Jimmy Anderson praised the intelligence of the under-fire opener Zak Crawley – and raised an amused eyebrow at some unsolicited advice about hat-tricks from Stuart Broad – as England took charge of the second Test against South Africa in Manchester.
Anderson and Broad led the charge with the ball on the first day of this must-win match, claiming three wickets apiece as the tourists were rolled for 151 after winning the toss and choosing to bat under Old Trafford’s humid and heavily clouded skies. After the rollover at Lord’s in under three days, it was a welcome start.
But it was not until Crawley’s unbeaten 17 from 77 balls, combined with 38 not out from a typically boisterous Jonny Bairstow, that England could be sure of finishing the day with the upper hand on 111 for three, only 40 runs behind. Crawley, England’s most under-pressure batsman, played an innings of uncharacteristic plucky restraint, vital both for his team and his chances of holding on to his Test place.
“I thought he did brilliantly for someone whose output hasn’t been as good as he’d have wanted it to be,” Anderson said. “It was very tricky with the new ball, it started reversing early, and the way he played allowed Jonny to play his natural game. It was a brilliantly intelligent innings.”
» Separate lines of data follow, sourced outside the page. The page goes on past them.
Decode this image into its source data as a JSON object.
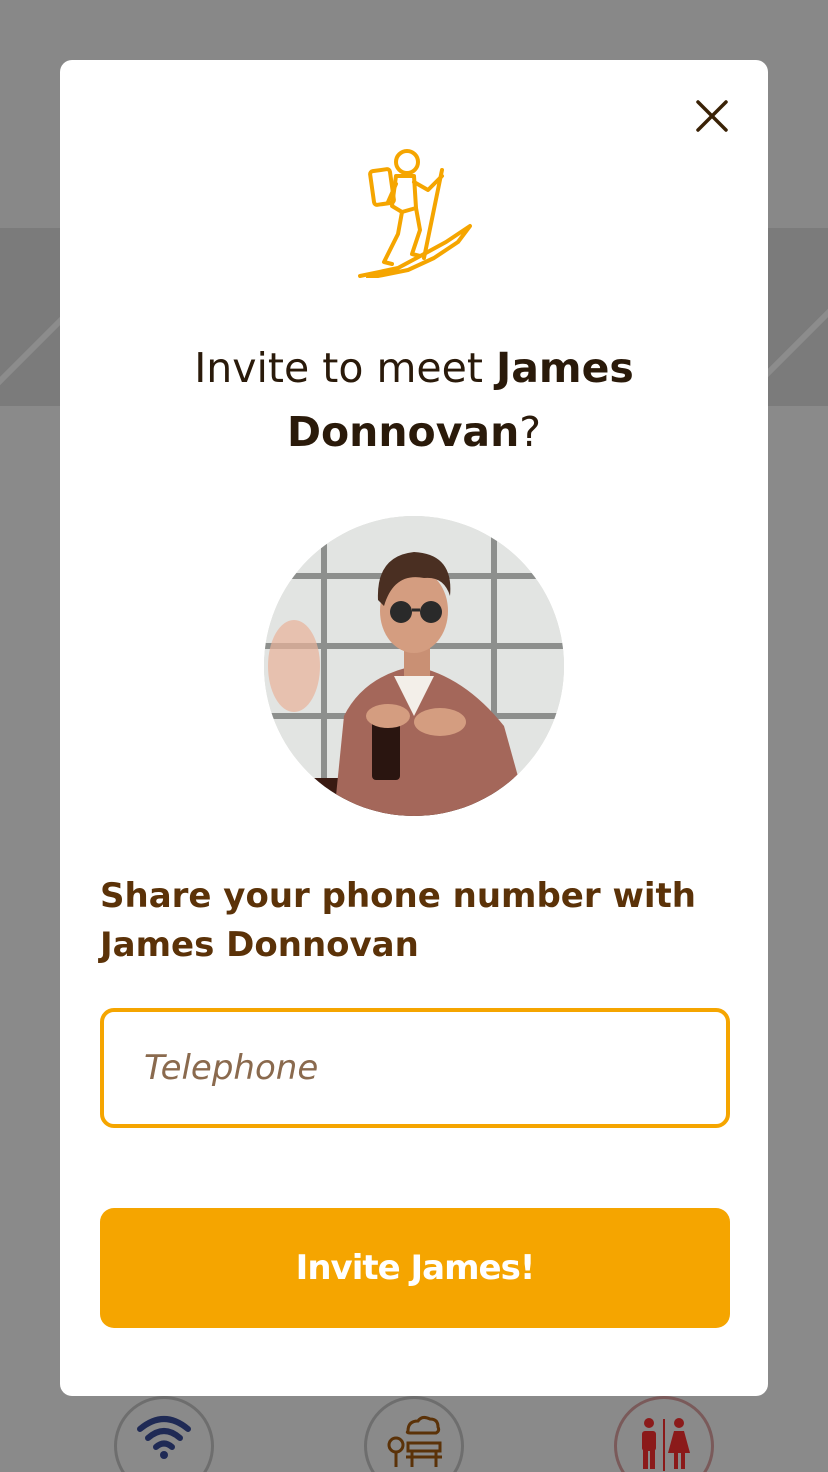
{
  "modal": {
    "title_prefix": "Invite to meet ",
    "title_name": "James Donnovan",
    "title_suffix": "?",
    "share_text": "Share your phone number with James Donnovan",
    "phone_placeholder": "Telephone",
    "phone_value": "",
    "invite_button_label": "Invite James!"
  },
  "amenities": [
    {
      "icon": "wifi-icon",
      "color": "#1f2a55"
    },
    {
      "icon": "park-bench-icon",
      "color": "#5b3208"
    },
    {
      "icon": "restroom-icon",
      "color": "#8b1a1a"
    }
  ],
  "colors": {
    "accent": "#f5a500",
    "text_brown": "#5b3208",
    "text_dark": "#2a1a0a",
    "overlay": "#8a8a8a"
  }
}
Anderson, playing in his 100th Test on home soil and sailing into his fifth decade, was delighted with the atmospheric conditions he was presented with.
“The lights were on, it was cloudy … it felt like not the worst toss to lose. As a bowler, when you see it moving around like that, it’s always great. We know the weather has been pretty average here this last week so it’s been under cover quite a bit and, although it felt hard on top, there was definitely going to be some moisture in there somewhere.
“But you still have to bowl well. We just thought of trying to bash away good areas for as long as possible. I thought we were relentless with our areas after lunch.”
Although he was surprised to find out a few minutes before play started that Ollie Robinson was his partner for the new ball instead of Stuart Broad, he was full of praise for all the bowlers.
“[Stuart] bought into it really well though, came on and bowled brilliantly. Robbo bowled great too and could have easily had three or four wickets in that first spell. It just didn’t go for him.”
Broad provided vital advice on field placing to help Anderson pick up Simon Harmer lbw, as well as sidling up with some words of guidance as his old mate walked back to his mark for the hat-trick ball a delivery later.
“Stuart was at mid-on and he came over and said: ‘When I took my two international Test hat-tricks I went full and straight,’” Anderson said with a smile. “So I was just trying to go full and straight but got my line horribly wrong. I got a bit giddy, trying to bowl it a bit too quick probably.”
There was, though, no praise for the much-maligned 2022 Dukes ball.
“They felt better last week, the one we got today was a very average ball. It was out of shape from 20 overs on but because it was small enough it was fitting through the hoops. It was frustrating, the umpires couldn’t do anything about it because it was fitting through the hoops, every time it got hit it was a different shape … everything but round.”
Broad was more to the point. “The balls are rubbish, to be honest.”